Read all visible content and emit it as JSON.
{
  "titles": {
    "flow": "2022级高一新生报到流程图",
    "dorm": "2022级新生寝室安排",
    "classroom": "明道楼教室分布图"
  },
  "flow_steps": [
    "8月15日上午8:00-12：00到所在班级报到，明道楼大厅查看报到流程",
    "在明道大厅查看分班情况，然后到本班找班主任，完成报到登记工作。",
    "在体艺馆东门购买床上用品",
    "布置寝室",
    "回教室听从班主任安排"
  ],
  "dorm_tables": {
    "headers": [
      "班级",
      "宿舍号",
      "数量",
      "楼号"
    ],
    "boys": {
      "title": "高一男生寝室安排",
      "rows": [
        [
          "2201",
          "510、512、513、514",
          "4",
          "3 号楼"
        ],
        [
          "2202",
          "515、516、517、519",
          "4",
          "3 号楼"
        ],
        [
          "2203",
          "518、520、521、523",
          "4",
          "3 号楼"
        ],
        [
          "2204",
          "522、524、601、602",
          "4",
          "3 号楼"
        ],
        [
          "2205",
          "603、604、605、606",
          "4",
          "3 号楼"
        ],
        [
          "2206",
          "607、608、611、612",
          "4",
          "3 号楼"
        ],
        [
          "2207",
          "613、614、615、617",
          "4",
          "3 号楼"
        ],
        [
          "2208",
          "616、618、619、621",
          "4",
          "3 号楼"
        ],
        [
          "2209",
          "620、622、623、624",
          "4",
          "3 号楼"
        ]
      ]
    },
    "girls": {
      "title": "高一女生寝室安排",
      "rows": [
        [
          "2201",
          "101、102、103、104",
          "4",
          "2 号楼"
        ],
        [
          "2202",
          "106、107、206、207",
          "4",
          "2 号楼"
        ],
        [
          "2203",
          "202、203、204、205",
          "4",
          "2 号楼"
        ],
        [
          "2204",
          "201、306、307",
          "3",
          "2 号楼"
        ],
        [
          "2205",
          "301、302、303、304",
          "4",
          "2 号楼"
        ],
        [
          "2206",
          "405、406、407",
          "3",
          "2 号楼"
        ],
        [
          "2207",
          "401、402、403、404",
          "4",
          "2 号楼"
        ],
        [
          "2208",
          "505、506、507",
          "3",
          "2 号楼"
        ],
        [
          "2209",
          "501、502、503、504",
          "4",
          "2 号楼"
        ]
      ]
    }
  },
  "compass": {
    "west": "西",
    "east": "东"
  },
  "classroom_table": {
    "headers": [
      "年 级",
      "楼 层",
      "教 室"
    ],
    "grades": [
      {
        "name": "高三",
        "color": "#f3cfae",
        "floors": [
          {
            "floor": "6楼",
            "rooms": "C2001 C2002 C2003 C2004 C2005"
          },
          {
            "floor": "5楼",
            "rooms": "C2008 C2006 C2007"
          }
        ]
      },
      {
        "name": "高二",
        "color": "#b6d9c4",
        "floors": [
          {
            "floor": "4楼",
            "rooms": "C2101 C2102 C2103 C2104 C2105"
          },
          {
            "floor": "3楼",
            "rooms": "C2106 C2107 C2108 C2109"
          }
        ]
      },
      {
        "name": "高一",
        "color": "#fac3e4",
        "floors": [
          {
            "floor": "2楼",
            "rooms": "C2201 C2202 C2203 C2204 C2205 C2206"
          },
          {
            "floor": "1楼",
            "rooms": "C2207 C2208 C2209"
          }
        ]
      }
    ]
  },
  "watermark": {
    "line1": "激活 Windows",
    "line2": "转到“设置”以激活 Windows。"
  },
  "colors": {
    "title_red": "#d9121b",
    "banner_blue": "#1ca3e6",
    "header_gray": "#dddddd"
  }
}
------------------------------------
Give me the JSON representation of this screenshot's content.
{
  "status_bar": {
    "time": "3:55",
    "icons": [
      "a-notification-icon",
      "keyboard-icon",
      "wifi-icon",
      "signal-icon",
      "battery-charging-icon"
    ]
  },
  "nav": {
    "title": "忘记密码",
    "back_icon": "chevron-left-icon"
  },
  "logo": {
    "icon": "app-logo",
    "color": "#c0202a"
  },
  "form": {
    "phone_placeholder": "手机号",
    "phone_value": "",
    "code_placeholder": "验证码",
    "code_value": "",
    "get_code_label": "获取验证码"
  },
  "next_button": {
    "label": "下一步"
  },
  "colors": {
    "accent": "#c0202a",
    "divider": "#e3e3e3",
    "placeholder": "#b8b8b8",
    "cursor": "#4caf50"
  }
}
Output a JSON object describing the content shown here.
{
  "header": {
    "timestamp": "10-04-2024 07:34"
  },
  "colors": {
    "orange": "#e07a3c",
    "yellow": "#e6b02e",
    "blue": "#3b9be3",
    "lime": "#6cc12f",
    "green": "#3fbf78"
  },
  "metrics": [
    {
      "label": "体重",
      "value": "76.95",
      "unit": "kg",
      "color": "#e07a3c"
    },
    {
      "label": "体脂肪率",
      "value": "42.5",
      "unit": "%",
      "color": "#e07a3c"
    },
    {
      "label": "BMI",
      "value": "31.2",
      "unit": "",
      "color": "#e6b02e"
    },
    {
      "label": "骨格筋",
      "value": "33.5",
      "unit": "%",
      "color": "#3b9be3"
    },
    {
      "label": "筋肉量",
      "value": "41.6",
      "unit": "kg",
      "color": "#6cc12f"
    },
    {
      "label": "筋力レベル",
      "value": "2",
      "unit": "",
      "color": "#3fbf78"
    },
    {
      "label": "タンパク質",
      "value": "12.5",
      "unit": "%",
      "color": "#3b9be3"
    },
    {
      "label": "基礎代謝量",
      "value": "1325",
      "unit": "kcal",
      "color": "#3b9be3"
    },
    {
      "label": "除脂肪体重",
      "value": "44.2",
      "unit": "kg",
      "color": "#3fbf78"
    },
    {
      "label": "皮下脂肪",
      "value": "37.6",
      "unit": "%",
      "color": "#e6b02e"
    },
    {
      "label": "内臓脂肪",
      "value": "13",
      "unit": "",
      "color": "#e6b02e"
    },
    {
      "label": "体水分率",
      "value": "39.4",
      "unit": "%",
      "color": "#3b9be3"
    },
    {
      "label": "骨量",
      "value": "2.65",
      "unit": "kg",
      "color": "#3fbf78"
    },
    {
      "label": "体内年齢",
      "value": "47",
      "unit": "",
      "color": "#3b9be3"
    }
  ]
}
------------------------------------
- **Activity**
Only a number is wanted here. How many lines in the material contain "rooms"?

- **Response area**
6